Check Your Homeowner Policygreenspun.com : LUSENET : TimeBomb 2000 (Y2000) : One Thread
This may have been brought up before... if so I apologize. most H.O. Insurance policies exclude coverage for "backing up of sewers and drains". If there are problems with wastewater treatment systems and/or lift stations, this could create a problem which could cause "bugging-out" regardless of how well preped one is. I am considering having a shut-off valve put in if not to expensive. Of course this could be a neighborhood or city-wide failure in which case we would have only protected our property but would probably still have to evacuate if possible. I wonder if the expense of installing a shut-off valve would be covered under the "Sue and Labor" clause of the policy...or,for that matter, any expense to preserve and protect insured real and personal property?
I was a Commercial Inand Marine Underwriter for 17 years before starting my own business several years ago so I'm a little "foggy" on some of the Personal Lines Coverage Parts.I
-- Larry (Stop@thecurb.com), November 24, 1999
con't: do recall that ther has been previous controversy surrounding water damage as a result of freezing pipes. Most companies took the position that the exclusion re. freezing/bursting pipes did not cover the broken pipe but the resulting damage was covered. Sure wouldn't want to be in the Insurance business next year!
-- Larry (Stop@the curb.com), November 24, 1999.
Regarding home owners insurance.....I just had a water heater go out on me. A friend said call your homeowners insurance and they will pay for it. I said, no way!
I called them just to prove my point and they are going to pay for the whole thing except the labor. I could not believe it! Has anybody ever heard of that before? During my lifetime I have replaced several water heaters, but never thought to get my insurance to pay for it. I wonder if they would pay for a new furnace?
-- freddie (email@example.com), November 24, 1999.
I wonder if your rates will go up because you made a claim.
-- Ron Schwarz (firstname.lastname@example.org), November 25, 1999.
Yo Larry!
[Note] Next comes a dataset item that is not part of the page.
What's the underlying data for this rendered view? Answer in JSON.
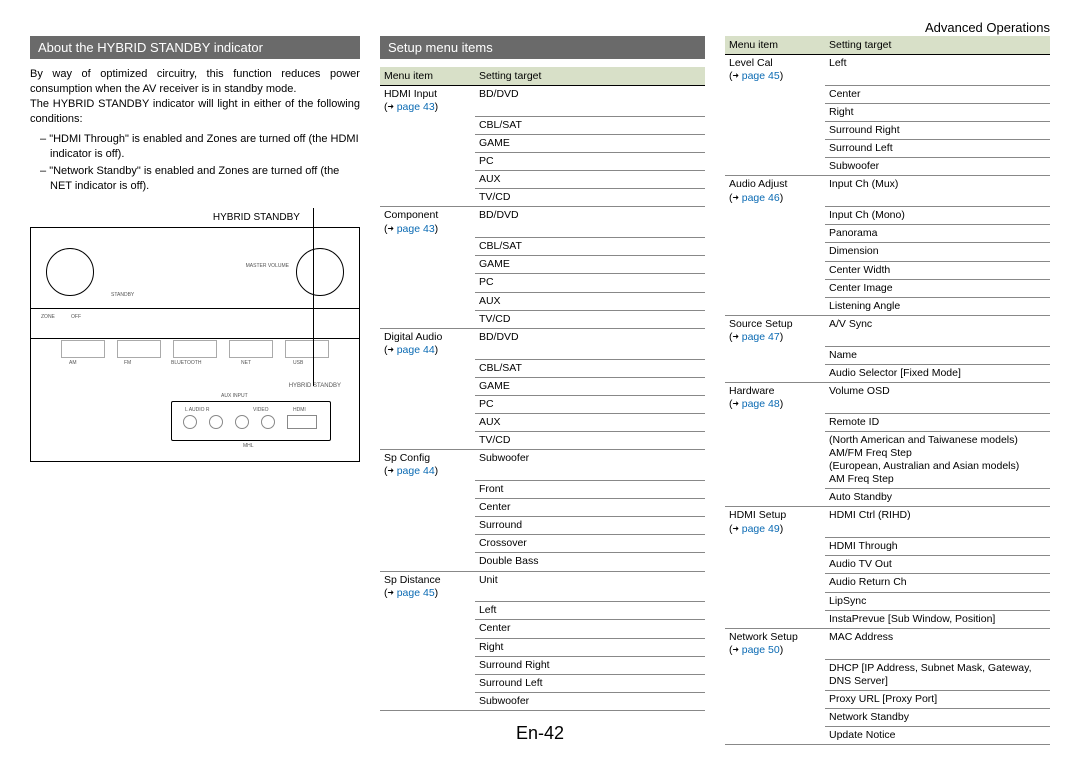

One solution to your concern about backed-up sewers would be to use "dollar plugs". They come in various sizes for use in floor drains and waste pipes. If you have a commode in your basement, you would to remove it to be able to plug up the waste pipe. I was told by a plumber friend that these work. Rots a ruck!
-- Everitt Simpson (email@example.com), November 25, 1999.
Hey, I used one of those plug thingys to stop up a basement drain that had a tendency to spout water during rainstorms. It worked like a charm! It's just two big washers with a rubber doughnut inbetween, and a wingnut and center post that pushes the rubber out when torqued down to seal off the drain. Cheap protection.
-- PillsBury DoughBoy (firstname.lastname@example.org), November 25, 1999.